      Going Pro

      You might think of protein as something you mainly get from a meal and, therefore, not a component of dessert. But, if you’re going to opt for dessert from time to time, why not consider working in ingredients that go big on this important macronutrient? It’s easier (and more delicious) than you may think! Protein is an essential part of every cell in your body and plays a starring role in bone, muscle, and skin health. So, certainly, you want to make sure you’re eating enough. And it’s best to spread protein intake throughout the day, since your body needs a continual supply. This is why it can be a great idea to try to include protein in your desserts. When protein is provided in sufficient amounts in a dessert, it may help you feel more satiated and help temper blood sugar swings. Plus, in many cases, that protein comes in a package of other nutritional benefits.
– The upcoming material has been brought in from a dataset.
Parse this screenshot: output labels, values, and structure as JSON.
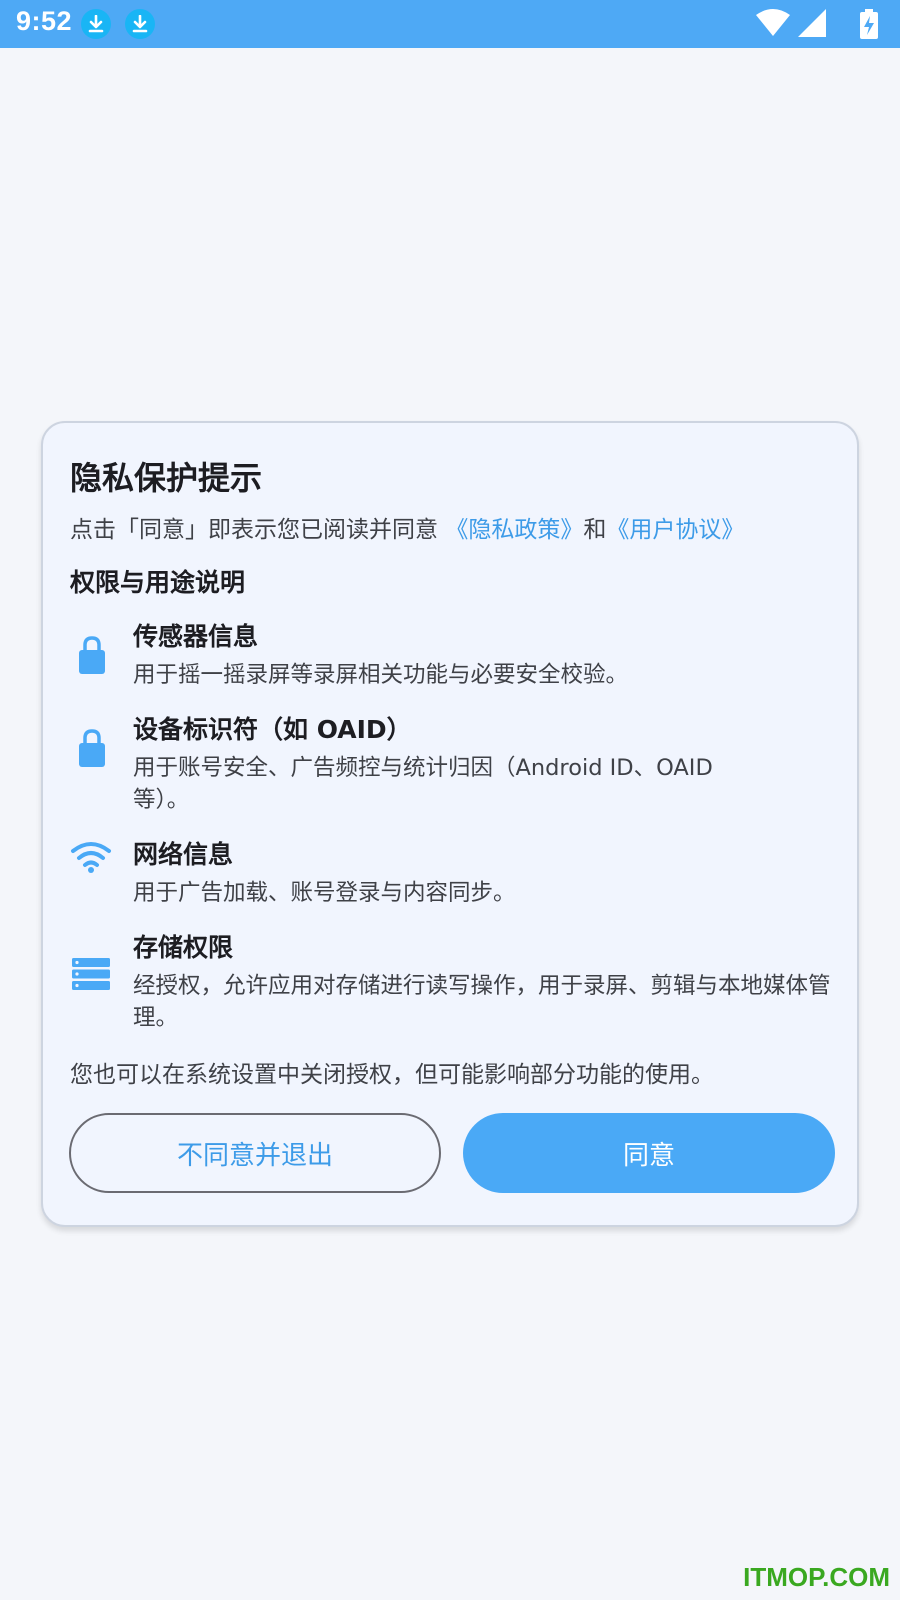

For instance, if you’re eating a dessert made with protein-packed Greek yogurt, you’re not just getting protein; you’re getting all the yogurt’s bone-benefitting calcium and immune-boosting probiotics, too. Adding nuts to your dessert doesn’t just provide plant-based protein, but it also provides heart-healthy fats. Yes, desserts need not be just empty calories. Ready for a treat? These protein-filled desserts with a healthy twist are dietitian-approved—and delicious.